Couples who are married in community of property should understand their joint financial situation and know exactly how much debt both partners have taken on, says Vera Nagtegaal, the executive head of online comparison website Hippo.co.za.
Nagtegaal says financial problems related to debt are a shared challenge for these couples.
“Any couple, but specifically those married in community of property, should have a joint understanding of their financial situation, and that includes knowing exactly how much debt has been taken on, as well as how it’s being paid back,” says Nagtegaal.
If a couple are over-indebted, they should consider a joint debt counselling application, she says.
Nagtegaal says debt counselling is a regulated process in which a debt counsellor helps an over-indebted consumer to develop and negotiate a restructured debt repayment plan.
“The counsellor will then obtain a court order, should they qualify, for the applicant that confirms the payment plan, and then deals with the creditors on their behalf to have their credit agreements extended and the instalments reduced.
“Once the court order is in place and the creditors have been informed, they may no longer contact the indebted couple demanding repayment. All communication must now be channelled through the debt counsellor.
“The renegotiated debt repayments will be paid in total to the debt counsellor, who will then pay it to the various creditors.
“While going through the debt counselling process, the couple may not apply for further debt, and the fact that they are under debt counselling will be listed on their credit record.
“When they have settled all their debts, they will be issued with a clearance certificate, and the debt counselling note will be removed from their credit record,” says Nagtegaal.
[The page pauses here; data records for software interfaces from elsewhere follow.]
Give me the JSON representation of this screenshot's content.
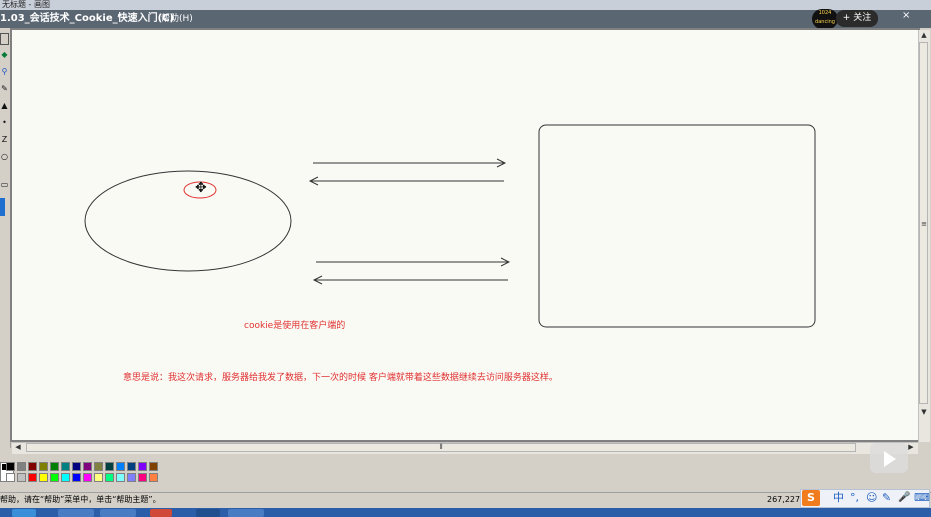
{
  "window": {
    "title": "无标题 - 画图"
  },
  "video": {
    "title": "1.03_会话技术_Cookie_快速入门(C)"
  },
  "menu": {
    "help": "帮助(H)"
  },
  "overlay": {
    "avatar_text": "1024 dancing",
    "follow_label": "+ 关注",
    "close": "×"
  },
  "toolbox": {
    "tools": [
      "select-icon",
      "eraser-icon",
      "magnifier-icon",
      "pencil-icon",
      "brush-icon",
      "airbrush-icon",
      "text-icon",
      "shape-icon",
      "rectangle-icon",
      "ellipse-icon"
    ]
  },
  "canvas": {
    "cursor": "✥",
    "cookie_note": "cookie是使用在客户端的",
    "meaning_note": "意思是说：我这次请求，服务器给我发了数据，下一次的时候 客户端就带着这些数据继续去访问服务器这样。",
    "text_color": "#e03030"
  },
  "palette": {
    "row1": [
      "#000000",
      "#808080",
      "#800000",
      "#808000",
      "#008000",
      "#008080",
      "#000080",
      "#800080",
      "#808040",
      "#004040",
      "#0080ff",
      "#004080",
      "#8000ff",
      "#804000"
    ],
    "row2": [
      "#ffffff",
      "#c0c0c0",
      "#ff0000",
      "#ffff00",
      "#00ff00",
      "#00ffff",
      "#0000ff",
      "#ff00ff",
      "#ffff80",
      "#00ff80",
      "#80ffff",
      "#8080ff",
      "#ff0080",
      "#ff8040"
    ]
  },
  "status": {
    "help_text": "帮助，请在“帮助”菜单中，单击“帮助主题”。",
    "coords": "267,227"
  },
  "ime": {
    "logo": "S",
    "mode": "中",
    "punct": "°,",
    "emoji": "☺",
    "pen": "✎",
    "mic": "🎤",
    "keyboard": "⌨"
  }
}
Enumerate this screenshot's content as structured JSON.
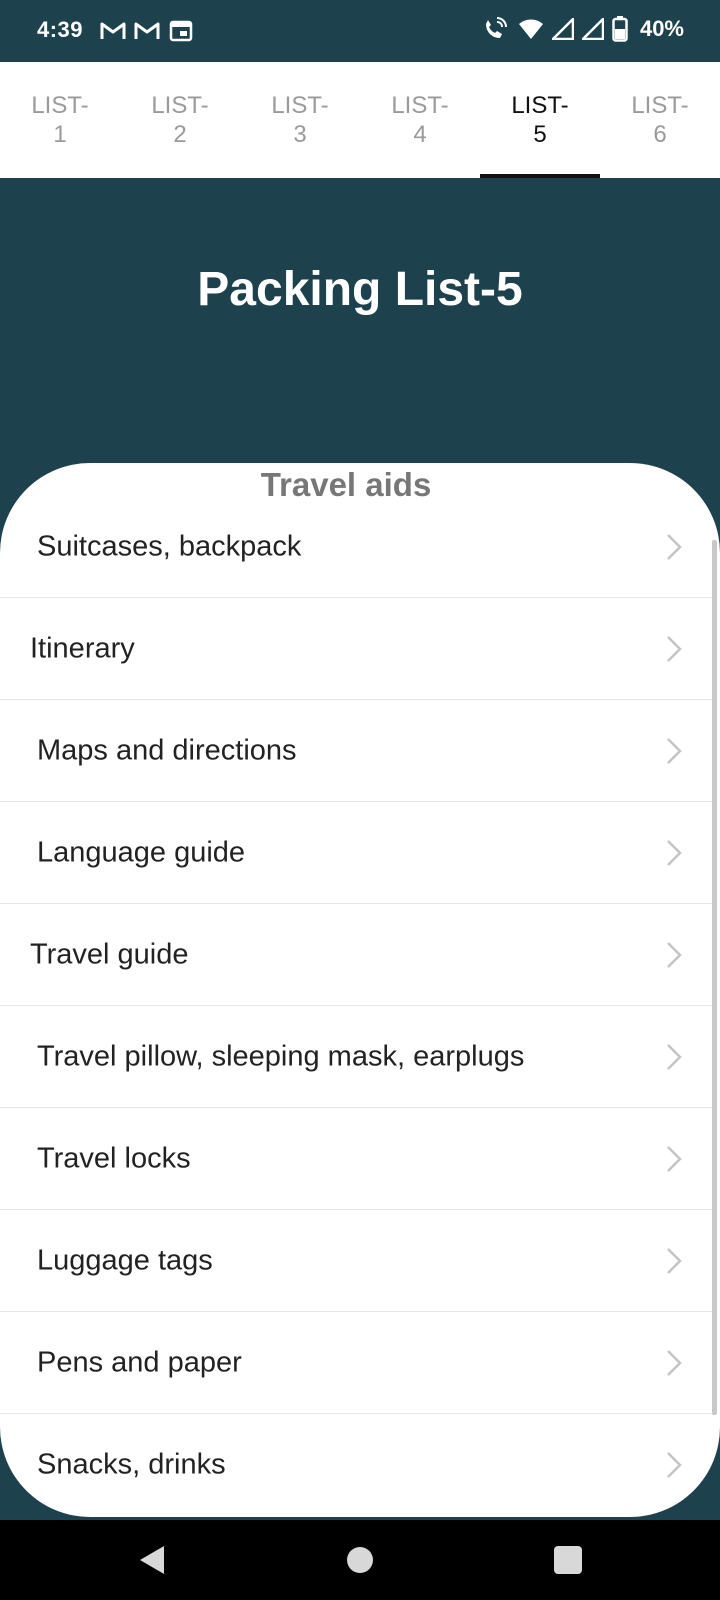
{
  "status_bar": {
    "time": "4:39",
    "battery": "40%",
    "left_icons": [
      "gmail-icon",
      "gmail-icon",
      "calendar-icon"
    ],
    "right_icons": [
      "wifi-calling-icon",
      "wifi-icon",
      "signal-icon",
      "signal-icon",
      "battery-icon"
    ]
  },
  "tabs": [
    {
      "label": "LIST-1",
      "active": false
    },
    {
      "label": "LIST-2",
      "active": false
    },
    {
      "label": "LIST-3",
      "active": false
    },
    {
      "label": "LIST-4",
      "active": false
    },
    {
      "label": "LIST-5",
      "active": true
    },
    {
      "label": "LIST-6",
      "active": false
    }
  ],
  "header": {
    "title": "Packing List-5"
  },
  "section": {
    "title": "Travel aids",
    "items": [
      {
        "label": "Suitcases, backpack"
      },
      {
        "label": "Itinerary"
      },
      {
        "label": "Maps and directions"
      },
      {
        "label": "Language guide"
      },
      {
        "label": "Travel guide"
      },
      {
        "label": "Travel pillow, sleeping mask, earplugs"
      },
      {
        "label": "Travel locks"
      },
      {
        "label": "Luggage tags"
      },
      {
        "label": "Pens and paper"
      },
      {
        "label": "Snacks, drinks"
      }
    ]
  },
  "nav_bar": {
    "buttons": [
      "back-icon",
      "home-icon",
      "recents-icon"
    ]
  },
  "colors": {
    "primary": "#1d424d",
    "card": "#ffffff",
    "tab_active": "#111111",
    "tab_inactive": "#9a9a9a"
  }
}
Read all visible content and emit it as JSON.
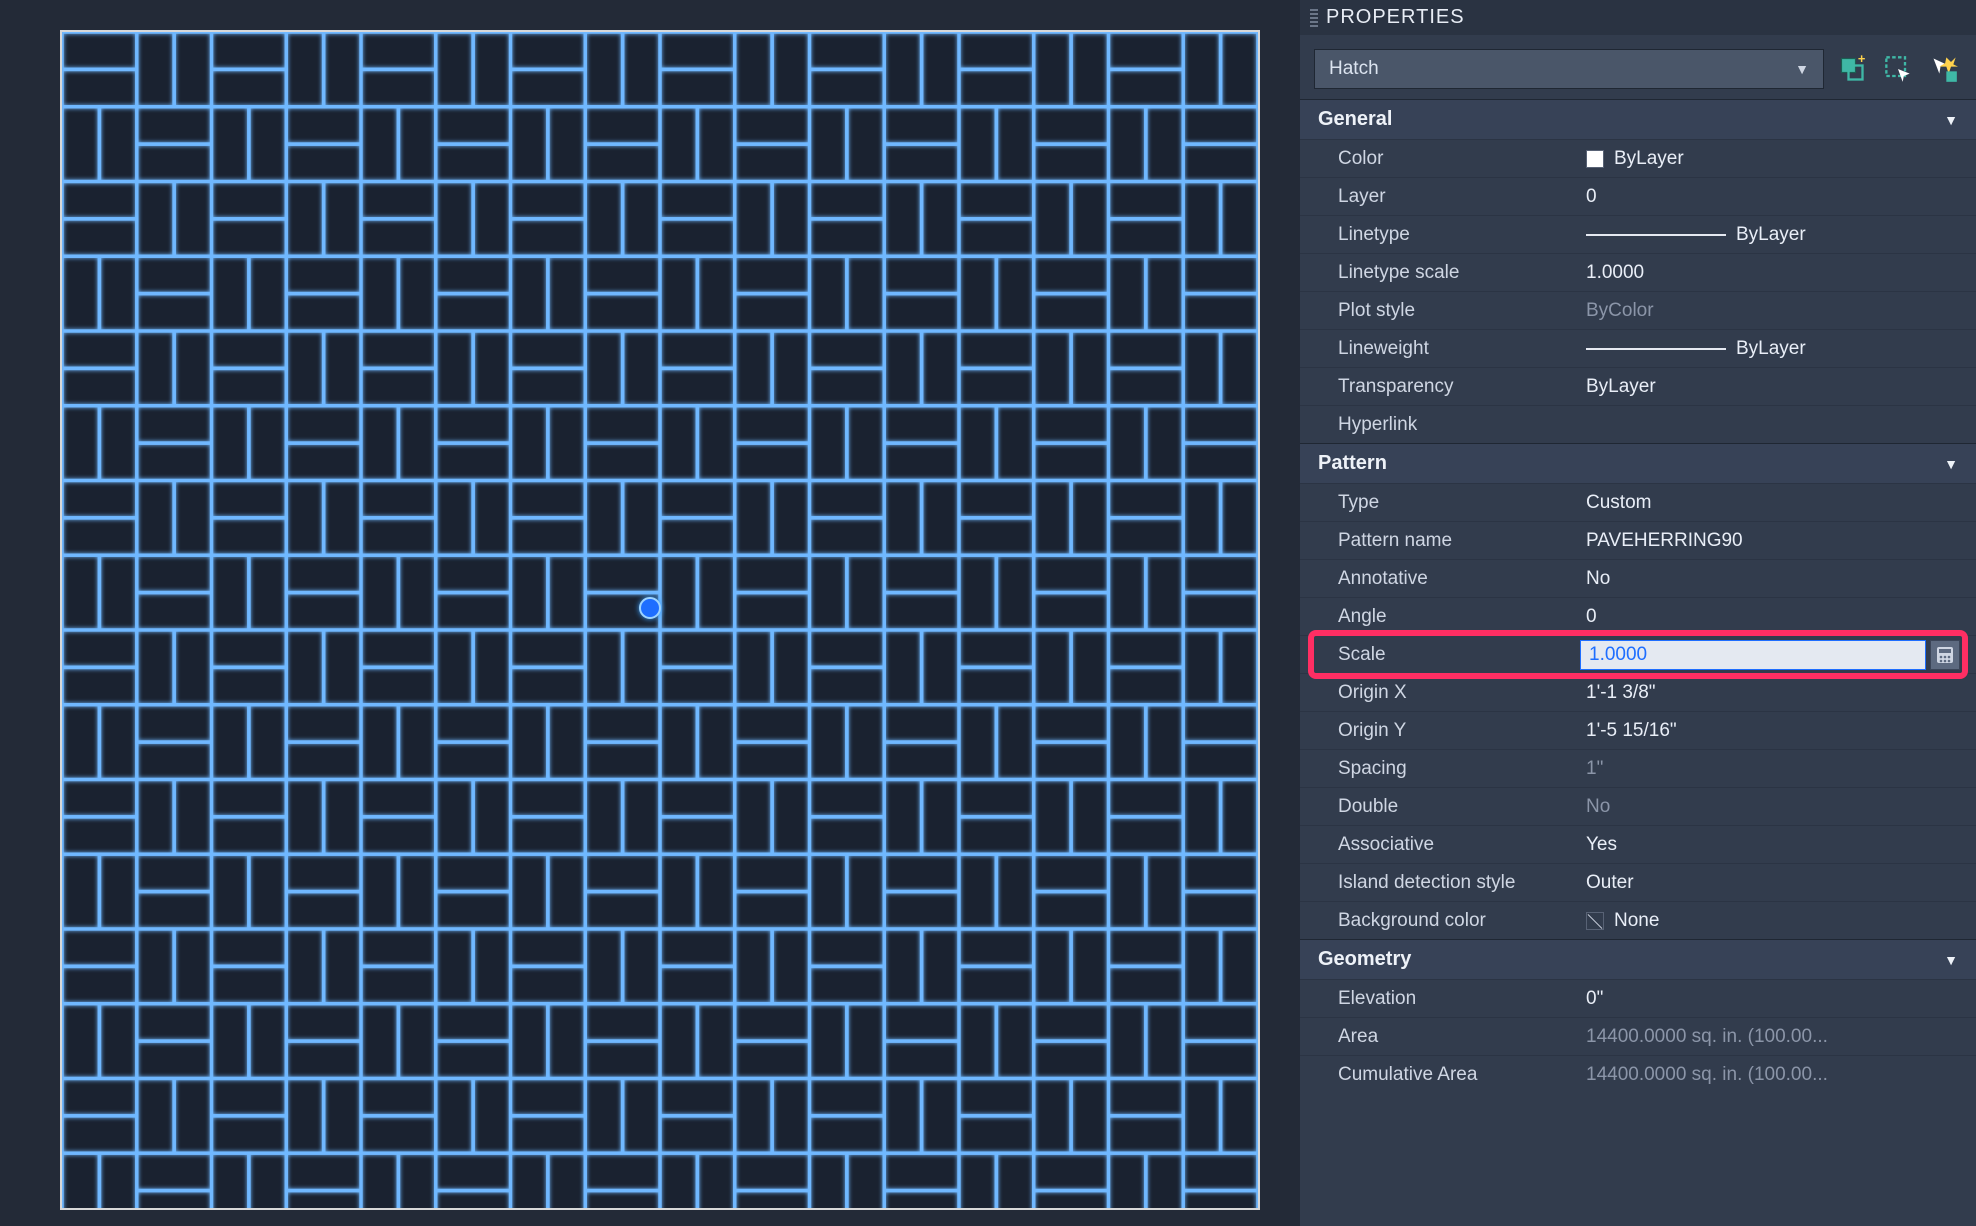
{
  "panel": {
    "title": "PROPERTIES",
    "object_type": "Hatch",
    "icons": {
      "pickadd": "pickadd-icon",
      "quickselect": "quickselect-icon",
      "quickprops": "quickprops-icon"
    }
  },
  "sections": {
    "general": {
      "title": "General",
      "color_label": "Color",
      "color_value": "ByLayer",
      "layer_label": "Layer",
      "layer_value": "0",
      "linetype_label": "Linetype",
      "linetype_value": "ByLayer",
      "ltscale_label": "Linetype scale",
      "ltscale_value": "1.0000",
      "plotstyle_label": "Plot style",
      "plotstyle_value": "ByColor",
      "lineweight_label": "Lineweight",
      "lineweight_value": "ByLayer",
      "transparency_label": "Transparency",
      "transparency_value": "ByLayer",
      "hyperlink_label": "Hyperlink",
      "hyperlink_value": ""
    },
    "pattern": {
      "title": "Pattern",
      "type_label": "Type",
      "type_value": "Custom",
      "name_label": "Pattern name",
      "name_value": "PAVEHERRING90",
      "annotative_label": "Annotative",
      "annotative_value": "No",
      "angle_label": "Angle",
      "angle_value": "0",
      "scale_label": "Scale",
      "scale_value": "1.0000",
      "originx_label": "Origin X",
      "originx_value": "1'-1 3/8\"",
      "originy_label": "Origin Y",
      "originy_value": "1'-5 15/16\"",
      "spacing_label": "Spacing",
      "spacing_value": "1\"",
      "double_label": "Double",
      "double_value": "No",
      "assoc_label": "Associative",
      "assoc_value": "Yes",
      "island_label": "Island detection style",
      "island_value": "Outer",
      "bg_label": "Background color",
      "bg_value": "None"
    },
    "geometry": {
      "title": "Geometry",
      "elev_label": "Elevation",
      "elev_value": "0\"",
      "area_label": "Area",
      "area_value": "14400.0000 sq. in. (100.00...",
      "cum_label": "Cumulative Area",
      "cum_value": "14400.0000 sq. in. (100.00..."
    }
  }
}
She says the process is not free, although fees are regulated by the National Credit Regulator.
Nagtegaal says most of the cost is the debt counsellor’s fee. Quotes should be obtained from various debt counsellors so the couple can compare them and decide which offer is best.
Amelia de Milander, the marketing manager at debt management firm DebtBusters, says everyone is under more financial strain.
“We have experienced up to 30 percent more enquiries from consumers in the last six months at DebtBusters, and our stats confirm it is not only married couples, but also single consumers (male and female) who are feeling the strain and who need to get assistance with managing their debt.
“For those couples married in community of property, it is, however, a bit more complicated to go onto debt counselling, as they need to both sign up and cannot do it without their spouse’s consent.
"Although it does entail a bit more admin, these couples can be assisted and we have thousands of happy clients that are married in community of property and who managed to get debt free through the debt counselling process,” she says.
De Milander says if you are married with an ante-nuptial contract drawn up, you can enter the debt counselling process without your spouse’s consent and co-signature.
“What DebtBusters’ stats show us every month and quarter when we analyse it, is that to be over-indebted and to experience financial strain does not only happen to a certain demographic, age group or marriage status. There are 13 million consumers in South Africa who are either in arrears with one or two credit agreements already and who can benefit from a debt management solution,” says De Milander.
Nagtegaal says that while an unemployed person may not apply for debt counselling, if one person of a couple married in community of property is employed and can cover the debts, their application may be successful.
“Debt counselling is an enormously beneficial process for couples who are struggling with debt or are on the brink of not meeting their financial commitments.
“It is advisable to have an honest discussion with your partner and to commit to the process at this stage, rather than when the situation is completely out of control and there is the risk of your application being denied.
“While debt counselling might be a challenging process to go through, the benefits of ultimately being debt free are worth the scrutiny and paperwork. If you’re in financial trouble, joint debt counselling could be the best solution,” says Nagtegaal.